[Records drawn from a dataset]
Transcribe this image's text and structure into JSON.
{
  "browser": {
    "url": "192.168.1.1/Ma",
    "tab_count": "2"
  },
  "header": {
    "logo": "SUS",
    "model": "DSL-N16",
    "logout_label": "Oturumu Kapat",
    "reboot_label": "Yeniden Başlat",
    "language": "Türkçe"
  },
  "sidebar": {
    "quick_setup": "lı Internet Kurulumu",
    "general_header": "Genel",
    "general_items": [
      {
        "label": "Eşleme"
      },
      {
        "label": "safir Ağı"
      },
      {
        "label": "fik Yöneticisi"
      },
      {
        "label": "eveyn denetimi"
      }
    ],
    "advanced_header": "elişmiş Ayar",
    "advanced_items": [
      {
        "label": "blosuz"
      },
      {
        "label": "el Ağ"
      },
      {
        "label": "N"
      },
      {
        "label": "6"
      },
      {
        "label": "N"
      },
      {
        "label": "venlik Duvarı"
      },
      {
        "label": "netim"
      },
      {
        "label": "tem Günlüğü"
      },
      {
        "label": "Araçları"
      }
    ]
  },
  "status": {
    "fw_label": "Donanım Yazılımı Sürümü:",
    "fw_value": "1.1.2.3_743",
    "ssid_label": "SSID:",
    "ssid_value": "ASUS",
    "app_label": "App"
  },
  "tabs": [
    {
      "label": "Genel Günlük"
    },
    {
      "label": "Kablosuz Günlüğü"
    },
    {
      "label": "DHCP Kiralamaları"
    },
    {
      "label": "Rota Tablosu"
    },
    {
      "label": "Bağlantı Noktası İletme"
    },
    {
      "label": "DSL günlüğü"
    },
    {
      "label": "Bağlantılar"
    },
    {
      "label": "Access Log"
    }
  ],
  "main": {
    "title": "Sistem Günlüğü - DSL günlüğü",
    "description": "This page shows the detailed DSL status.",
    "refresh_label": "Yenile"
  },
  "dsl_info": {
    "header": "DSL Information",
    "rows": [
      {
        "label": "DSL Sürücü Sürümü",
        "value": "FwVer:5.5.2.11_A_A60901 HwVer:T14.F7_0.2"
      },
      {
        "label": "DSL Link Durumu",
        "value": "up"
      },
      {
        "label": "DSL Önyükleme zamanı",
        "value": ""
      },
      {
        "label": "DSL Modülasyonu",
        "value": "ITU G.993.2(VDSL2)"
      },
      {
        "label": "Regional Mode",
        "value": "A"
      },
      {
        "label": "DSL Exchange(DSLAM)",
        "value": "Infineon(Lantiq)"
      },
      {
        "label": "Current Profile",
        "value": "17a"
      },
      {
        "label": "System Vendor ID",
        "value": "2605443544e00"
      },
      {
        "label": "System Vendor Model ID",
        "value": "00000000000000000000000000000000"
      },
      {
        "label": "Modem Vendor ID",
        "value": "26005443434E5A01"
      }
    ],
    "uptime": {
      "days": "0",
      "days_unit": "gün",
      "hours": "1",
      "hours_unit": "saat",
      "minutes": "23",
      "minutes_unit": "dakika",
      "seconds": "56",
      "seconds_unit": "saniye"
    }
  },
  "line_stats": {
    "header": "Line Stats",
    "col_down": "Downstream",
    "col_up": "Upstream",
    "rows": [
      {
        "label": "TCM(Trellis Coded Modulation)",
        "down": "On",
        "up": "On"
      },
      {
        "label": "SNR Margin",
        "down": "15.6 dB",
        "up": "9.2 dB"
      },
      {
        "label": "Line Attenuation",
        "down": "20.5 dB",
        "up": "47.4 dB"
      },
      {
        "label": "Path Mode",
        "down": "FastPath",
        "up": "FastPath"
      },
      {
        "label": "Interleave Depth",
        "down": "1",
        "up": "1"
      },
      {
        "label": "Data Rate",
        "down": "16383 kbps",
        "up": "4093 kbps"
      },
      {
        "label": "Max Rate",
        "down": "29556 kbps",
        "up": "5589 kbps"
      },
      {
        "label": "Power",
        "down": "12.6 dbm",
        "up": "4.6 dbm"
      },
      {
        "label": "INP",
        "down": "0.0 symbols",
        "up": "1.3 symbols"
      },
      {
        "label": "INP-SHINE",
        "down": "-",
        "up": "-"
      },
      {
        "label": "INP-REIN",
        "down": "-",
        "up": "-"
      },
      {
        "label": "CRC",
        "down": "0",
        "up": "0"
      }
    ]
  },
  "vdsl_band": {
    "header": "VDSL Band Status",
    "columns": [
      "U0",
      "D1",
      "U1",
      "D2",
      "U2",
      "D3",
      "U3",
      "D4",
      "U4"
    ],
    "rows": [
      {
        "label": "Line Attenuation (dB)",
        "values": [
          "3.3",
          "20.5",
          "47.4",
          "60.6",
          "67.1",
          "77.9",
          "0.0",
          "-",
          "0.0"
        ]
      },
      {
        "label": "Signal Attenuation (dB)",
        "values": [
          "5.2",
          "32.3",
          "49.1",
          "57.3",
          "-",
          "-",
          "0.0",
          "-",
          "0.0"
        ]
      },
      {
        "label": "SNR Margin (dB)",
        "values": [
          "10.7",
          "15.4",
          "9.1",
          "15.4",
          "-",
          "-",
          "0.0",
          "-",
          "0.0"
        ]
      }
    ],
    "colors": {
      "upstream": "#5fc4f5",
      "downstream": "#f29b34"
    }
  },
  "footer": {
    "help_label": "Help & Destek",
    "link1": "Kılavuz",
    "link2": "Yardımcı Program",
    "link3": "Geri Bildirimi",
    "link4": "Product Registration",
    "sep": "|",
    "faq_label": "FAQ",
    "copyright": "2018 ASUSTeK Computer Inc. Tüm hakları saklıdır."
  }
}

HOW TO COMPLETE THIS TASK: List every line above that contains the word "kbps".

FINISHED TASK:
        "down": "16383 kbps",
        "up": "4093 kbps"
        "down": "29556 kbps",
        "up": "5589 kbps"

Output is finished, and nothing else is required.